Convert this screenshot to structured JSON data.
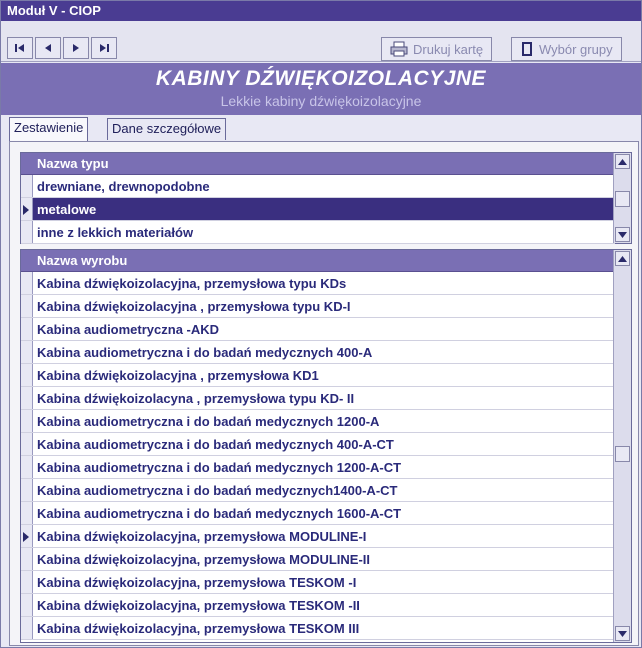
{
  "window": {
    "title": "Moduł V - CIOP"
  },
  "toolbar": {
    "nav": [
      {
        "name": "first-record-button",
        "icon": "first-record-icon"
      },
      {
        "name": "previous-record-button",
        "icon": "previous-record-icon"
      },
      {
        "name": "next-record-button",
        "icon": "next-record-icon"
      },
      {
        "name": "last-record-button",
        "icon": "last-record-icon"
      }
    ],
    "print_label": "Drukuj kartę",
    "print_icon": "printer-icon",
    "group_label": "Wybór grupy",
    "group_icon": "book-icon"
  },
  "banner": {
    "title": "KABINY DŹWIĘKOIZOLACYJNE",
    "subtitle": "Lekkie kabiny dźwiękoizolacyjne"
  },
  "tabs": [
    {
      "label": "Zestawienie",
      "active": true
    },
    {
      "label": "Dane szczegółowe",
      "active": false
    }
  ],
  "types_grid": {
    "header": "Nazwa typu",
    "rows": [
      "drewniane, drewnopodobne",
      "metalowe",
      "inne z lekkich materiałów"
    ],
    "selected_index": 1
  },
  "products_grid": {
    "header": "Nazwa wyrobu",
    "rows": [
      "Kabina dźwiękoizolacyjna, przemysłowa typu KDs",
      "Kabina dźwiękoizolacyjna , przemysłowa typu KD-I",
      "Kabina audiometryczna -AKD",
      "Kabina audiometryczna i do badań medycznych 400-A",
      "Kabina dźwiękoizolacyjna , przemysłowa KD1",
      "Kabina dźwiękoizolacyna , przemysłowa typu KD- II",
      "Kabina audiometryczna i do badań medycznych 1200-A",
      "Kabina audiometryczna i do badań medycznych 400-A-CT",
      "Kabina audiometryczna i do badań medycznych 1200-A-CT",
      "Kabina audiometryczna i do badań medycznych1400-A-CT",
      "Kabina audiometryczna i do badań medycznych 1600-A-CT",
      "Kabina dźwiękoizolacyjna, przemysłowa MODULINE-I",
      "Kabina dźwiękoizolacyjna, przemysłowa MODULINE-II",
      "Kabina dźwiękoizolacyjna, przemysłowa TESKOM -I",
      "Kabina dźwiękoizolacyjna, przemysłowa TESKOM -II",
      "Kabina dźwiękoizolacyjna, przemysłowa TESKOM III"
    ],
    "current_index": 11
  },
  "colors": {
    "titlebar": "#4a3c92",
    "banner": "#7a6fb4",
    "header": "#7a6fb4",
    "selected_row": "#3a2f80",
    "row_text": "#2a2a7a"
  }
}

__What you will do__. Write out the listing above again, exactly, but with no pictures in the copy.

__Task response__.
Convert this screenshot to structured JSON data.
{
  "window": {
    "title": "Moduł V - CIOP"
  },
  "toolbar": {
    "nav": [
      {
        "name": "first-record-button",
        "icon": "first-record-icon"
      },
      {
        "name": "previous-record-button",
        "icon": "previous-record-icon"
      },
      {
        "name": "next-record-button",
        "icon": "next-record-icon"
      },
      {
        "name": "last-record-button",
        "icon": "last-record-icon"
      }
    ],
    "print_label": "Drukuj kartę",
    "print_icon": "printer-icon",
    "group_label": "Wybór grupy",
    "group_icon": "book-icon"
  },
  "banner": {
    "title": "KABINY DŹWIĘKOIZOLACYJNE",
    "subtitle": "Lekkie kabiny dźwiękoizolacyjne"
  },
  "tabs": [
    {
      "label": "Zestawienie",
      "active": true
    },
    {
      "label": "Dane szczegółowe",
      "active": false
    }
  ],
  "types_grid": {
    "header": "Nazwa typu",
    "rows": [
      "drewniane, drewnopodobne",
      "metalowe",
      "inne z lekkich materiałów"
    ],
    "selected_index": 1
  },
  "products_grid": {
    "header": "Nazwa wyrobu",
    "rows": [
      "Kabina dźwiękoizolacyjna, przemysłowa typu KDs",
      "Kabina dźwiękoizolacyjna , przemysłowa typu KD-I",
      "Kabina audiometryczna -AKD",
      "Kabina audiometryczna i do badań medycznych 400-A",
      "Kabina dźwiękoizolacyjna , przemysłowa KD1",
      "Kabina dźwiękoizolacyna , przemysłowa typu KD- II",
      "Kabina audiometryczna i do badań medycznych 1200-A",
      "Kabina audiometryczna i do badań medycznych 400-A-CT",
      "Kabina audiometryczna i do badań medycznych 1200-A-CT",
      "Kabina audiometryczna i do badań medycznych1400-A-CT",
      "Kabina audiometryczna i do badań medycznych 1600-A-CT",
      "Kabina dźwiękoizolacyjna, przemysłowa MODULINE-I",
      "Kabina dźwiękoizolacyjna, przemysłowa MODULINE-II",
      "Kabina dźwiękoizolacyjna, przemysłowa TESKOM -I",
      "Kabina dźwiękoizolacyjna, przemysłowa TESKOM -II",
      "Kabina dźwiękoizolacyjna, przemysłowa TESKOM III"
    ],
    "current_index": 11
  },
  "colors": {
    "titlebar": "#4a3c92",
    "banner": "#7a6fb4",
    "header": "#7a6fb4",
    "selected_row": "#3a2f80",
    "row_text": "#2a2a7a"
  }
}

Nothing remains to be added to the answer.